Copyright advocacy update: Future access to cultural heritage, geoblocking or a Digital Single Market?
Europeana Board Member Paul Keller reacts to a newly proposed article by the European Council that goes against the idea of Digital Single Market. Read his in in-depth article here.
More than a year after the European Commission published its proposal for a Directive on Copyright in the Digital Single Market (DSM directive), discussions continue both in the Council and in the European Parliament. While the discussions in the European Parliament have recently slowed down to a crawl (the vote in the Legal Affairs committee is not expected before January), the discussions between the Member States in the Council are picking up steam: earlier this week, the Estonian Council presidency’s consolidated compromise proposal was made public. The proposal includes an entirely new article on ’Collective licensing with an extended effect’.

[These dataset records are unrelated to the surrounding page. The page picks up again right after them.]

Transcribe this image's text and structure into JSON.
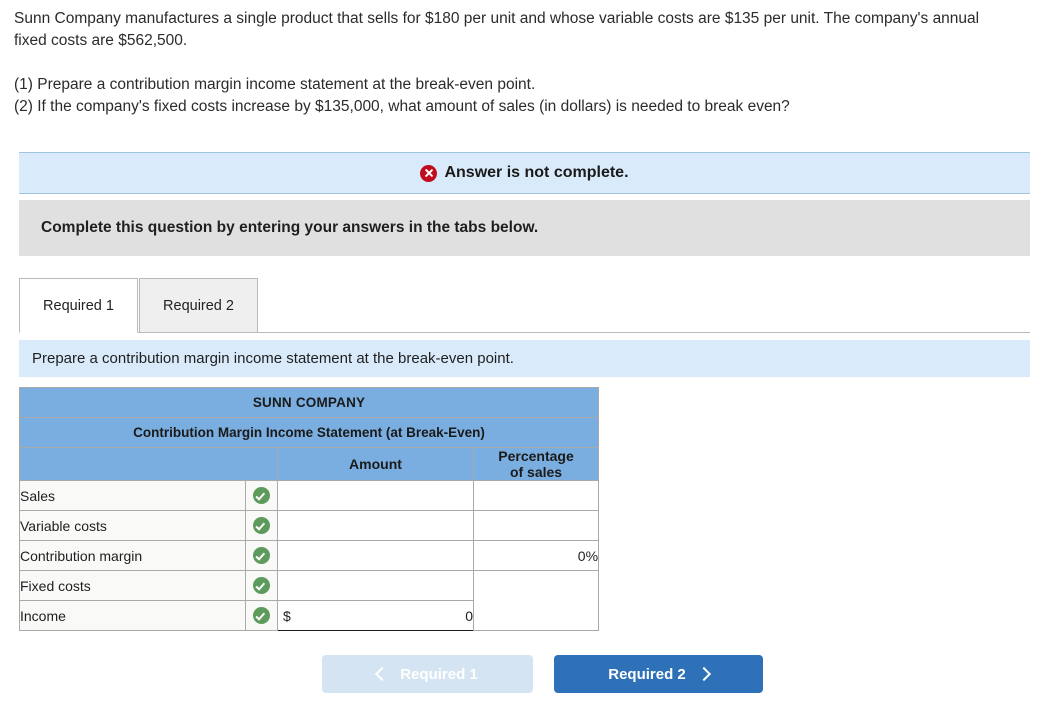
{
  "problem": {
    "paragraph_1": "Sunn Company manufactures a single product that sells for $180 per unit and whose variable costs are $135 per unit. The company's annual fixed costs are $562,500.",
    "requirement_1": "(1) Prepare a contribution margin income statement at the break-even point.",
    "requirement_2": "(2) If the company's fixed costs increase by $135,000, what amount of sales (in dollars) is needed to break even?"
  },
  "status": {
    "icon": "x-circle-icon",
    "message": "Answer is not complete.",
    "banner_color": "#d9ebfa",
    "icon_color": "#c00d1e"
  },
  "instruction": {
    "text": "Complete this question by entering your answers in the tabs below."
  },
  "tabs": [
    {
      "label": "Required 1",
      "active": true
    },
    {
      "label": "Required 2",
      "active": false
    }
  ],
  "task_prompt": {
    "text": "Prepare a contribution margin income statement at the break-even point."
  },
  "table": {
    "company": "SUNN COMPANY",
    "subtitle": "Contribution Margin Income Statement (at Break-Even)",
    "columns": {
      "blank": "",
      "amount": "Amount",
      "percentage_line1": "Percentage",
      "percentage_line2": "of sales"
    },
    "header_color": "#7aaee0",
    "rows": [
      {
        "label": "Sales",
        "status_icon": "check-circle-icon",
        "amount": "",
        "dollar": "",
        "percentage": ""
      },
      {
        "label": "Variable costs",
        "status_icon": "check-circle-icon",
        "amount": "",
        "dollar": "",
        "percentage": ""
      },
      {
        "label": "Contribution margin",
        "status_icon": "check-circle-icon",
        "amount": "",
        "dollar": "",
        "percentage": "0%"
      },
      {
        "label": "Fixed costs",
        "status_icon": "check-circle-icon",
        "amount": "",
        "dollar": "",
        "percentage": ""
      },
      {
        "label": "Income",
        "status_icon": "check-circle-icon",
        "amount": "0",
        "dollar": "$",
        "percentage": ""
      }
    ]
  },
  "navigation": {
    "prev_label": "Required 1",
    "next_label": "Required 2",
    "prev_icon": "chevron-left-icon",
    "next_icon": "chevron-right-icon",
    "prev_color": "#d4e4f2",
    "next_color": "#2e71b8"
  }
}
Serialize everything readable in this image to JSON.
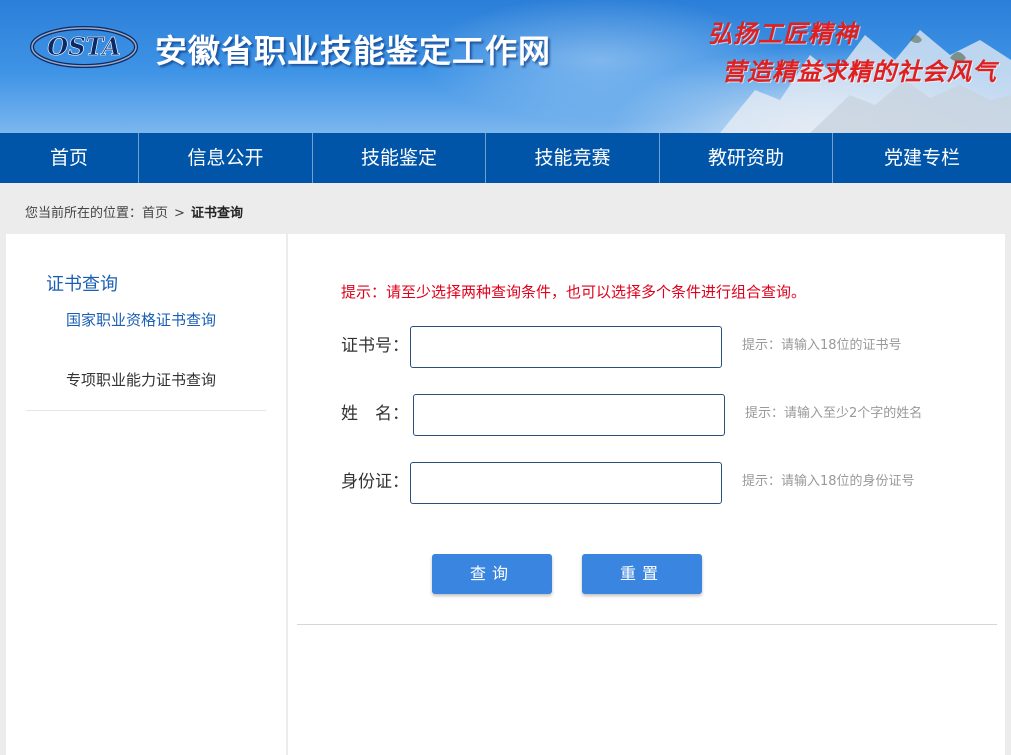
{
  "header": {
    "logo_text": "OSTA",
    "site_title": "安徽省职业技能鉴定工作网",
    "slogan_line1": "弘扬工匠精神",
    "slogan_line2": "营造精益求精的社会风气"
  },
  "nav": {
    "items": [
      "首页",
      "信息公开",
      "技能鉴定",
      "技能竞赛",
      "教研资助",
      "党建专栏"
    ]
  },
  "breadcrumb": {
    "prefix": "您当前所在的位置：",
    "home": "首页",
    "separator": ">",
    "current": "证书查询"
  },
  "sidebar": {
    "title": "证书查询",
    "items": [
      "国家职业资格证书查询",
      "专项职业能力证书查询"
    ]
  },
  "form": {
    "tip": "提示：请至少选择两种查询条件，也可以选择多个条件进行组合查询。",
    "cert_label": "证书号：",
    "cert_hint": "提示：请输入18位的证书号",
    "name_label": "姓　名：",
    "name_hint": "提示：请输入至少2个字的姓名",
    "id_label": "身份证：",
    "id_hint": "提示：请输入18位的身份证号",
    "search_button": "查询",
    "reset_button": "重置"
  },
  "colors": {
    "nav_bg": "#0055a8",
    "tip_red": "#e0001b",
    "button_blue": "#3a85e0",
    "sidebar_title": "#1a5fb4"
  }
}
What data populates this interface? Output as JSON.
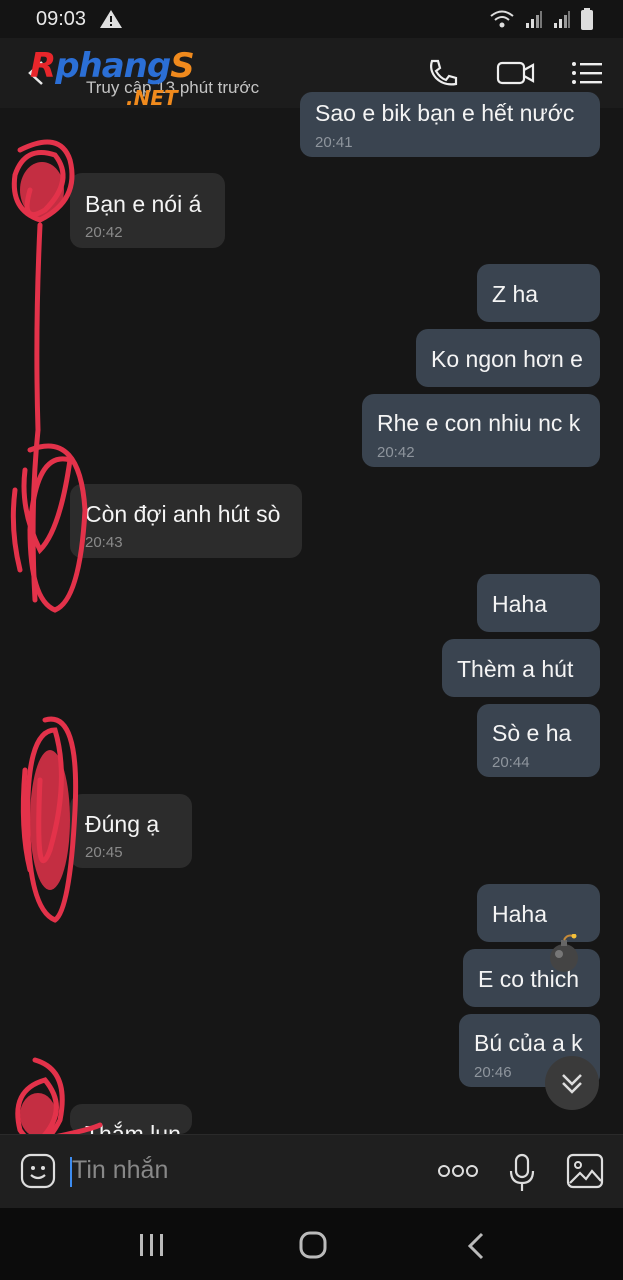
{
  "status_bar": {
    "time": "09:03"
  },
  "header": {
    "subtitle": "Truy cập 13 phút trước",
    "watermark_parts": [
      "R",
      "phang",
      "S"
    ],
    "watermark_net": ".NET",
    "icons": [
      "back-arrow-icon",
      "phone-icon",
      "video-call-icon",
      "menu-icon"
    ]
  },
  "messages": [
    {
      "dir": "out",
      "text": "Sao e bik bạn e hết nước",
      "time": "20:41"
    },
    {
      "dir": "in",
      "text": "Bạn e nói á",
      "time": "20:42"
    },
    {
      "dir": "out",
      "text": "Z ha",
      "time": ""
    },
    {
      "dir": "out",
      "text": "Ko ngon hơn e",
      "time": ""
    },
    {
      "dir": "out",
      "text": "Rhe e con nhiu nc k",
      "time": "20:42"
    },
    {
      "dir": "in",
      "text": "Còn đợi anh hút sò",
      "time": "20:43"
    },
    {
      "dir": "out",
      "text": "Haha",
      "time": ""
    },
    {
      "dir": "out",
      "text": "Thèm a hút",
      "time": ""
    },
    {
      "dir": "out",
      "text": "Sò e ha",
      "time": "20:44"
    },
    {
      "dir": "in",
      "text": "Đúng ạ",
      "time": "20:45"
    },
    {
      "dir": "out",
      "text": "Haha",
      "time": ""
    },
    {
      "dir": "out",
      "text": "E co thich",
      "time": ""
    },
    {
      "dir": "out",
      "text": "Bú của a k",
      "time": "20:46"
    },
    {
      "dir": "in",
      "text": "Thắm lun",
      "time": ""
    }
  ],
  "composer": {
    "placeholder": "Tin nhắn"
  },
  "colors": {
    "outgoing_bubble": "#3a4450",
    "incoming_bubble": "#2c2c2c",
    "scribble": "#e3324a",
    "cursor": "#3d8cf0"
  }
}
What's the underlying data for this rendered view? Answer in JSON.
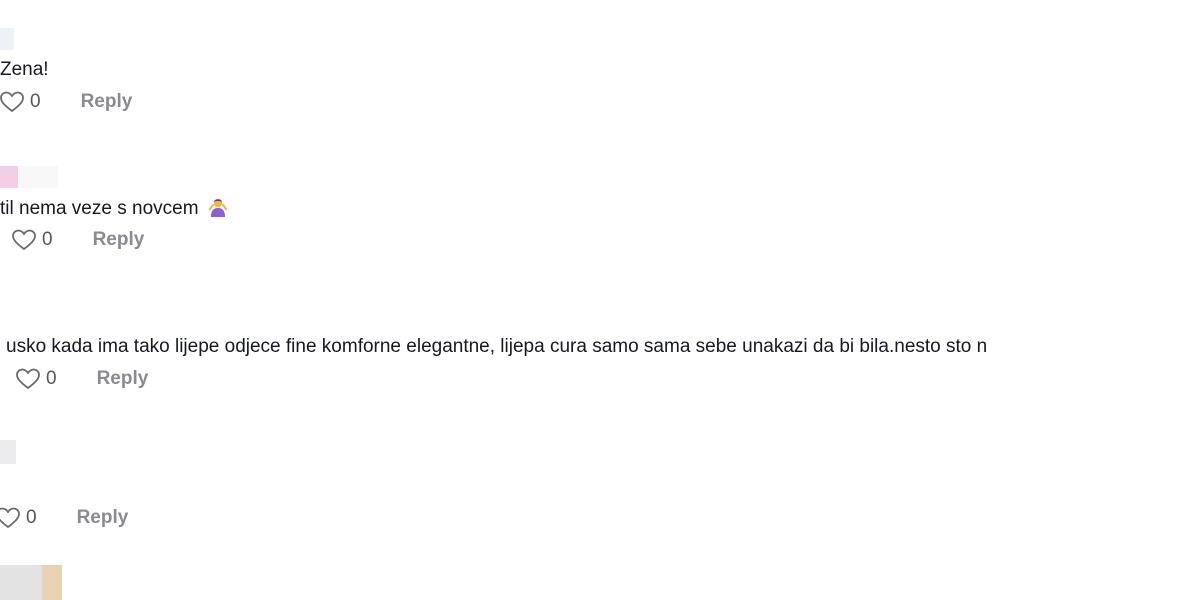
{
  "comments": [
    {
      "text": "Zena!",
      "likes": "0",
      "reply_label": "Reply",
      "avatar_colors": [
        "#eef2f8"
      ],
      "emoji": ""
    },
    {
      "text": "til nema veze s novcem",
      "likes": "0",
      "reply_label": "Reply",
      "avatar_colors": [
        "#f3cfe6",
        "#f8f8f8"
      ],
      "emoji": "person-gesturing-icon"
    },
    {
      "text": "usko kada ima tako lijepe odjece fine komforne elegantne, lijepa cura samo sama sebe unakazi da bi bila.nesto sto n",
      "likes": "0",
      "reply_label": "Reply",
      "avatar_colors": [],
      "emoji": ""
    },
    {
      "text": "",
      "likes": "0",
      "reply_label": "Reply",
      "avatar_colors": [
        "#ececee"
      ],
      "emoji": ""
    },
    {
      "text": "",
      "likes": "",
      "reply_label": "",
      "avatar_colors": [
        "#e3e3e3",
        "#e8d2b2"
      ],
      "emoji": ""
    }
  ],
  "colors": {
    "text": "#161823",
    "muted": "#8a8b91",
    "count": "#55575f",
    "heart_stroke": "#6a6b70"
  }
}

Extended collective licensing and cross border use
To anyone familiar with the Commission's proposal (and our criticism of the proposal) this addition will appear somewhat odd as the Commission's original proposal already relied on ’collective licensing with an extended effect’ as a mechanism that would allow cultural heritage Institutions to make out of commerce works (OOCW) from their collections available online.
Articles 7-9 of the Commission's proposal are aimed at enabling the cross border use of out of commerce works. This would allow cultural heritage institutions to make such works from their collections available online so that they can be accessed from everywhere within the EU. While we think that relying on extended collective licensing alone will not be sufficient to achieve this objective for all sectors and all types of work, we are happy with the ambition to solve this problem on an EU wide basis.
Going against a Digital Single Market for cultural heritage?
By contrast, the newly proposed article 9a focusses on (existing) national extended collective licensing arrangements and would not have any cross border effects. Instead, it introduces provisions into the EU legal framework that would remove the legal uncertainty that currently surrounds the extended collective licensing arrangements that exist in a number of (mainly nordic) EU member states.
By introducing the ability for more flexible domestic ECL systems, the Member States make the provisions aimed at allowing EU wide access to out of commerce works less attractive. From our perspective, this would be a huge loss that goes directly against the objective of the directive to create a Digital Single Market that enables cross border access to the digitised cultural heritage collections of institutions all across the EU.
The new proposal will likely lead to a situation where a lot of digital collections will only be available from within the Member State where the institution owning the collection resides. While it is unlikely that this is the intention behind the new article it would move us further away from Europe wide access to digitized cultural heritage and closer to a reality in which geo blocking access to culture becomes the norm
We invite you to read our in-depth article on the IPR page.
Note: On behalf of the Europeana Network Association, the Europeana Foundation represents the view of cultural heritage institutions in the debates around the EU copyright reform. Read the full consensus driven mandate. The mandate was approved with a clear majority of the Europeana Network Association Members Council, with a small number of organizations recording their dissent (which are clearly recorded in the mandate).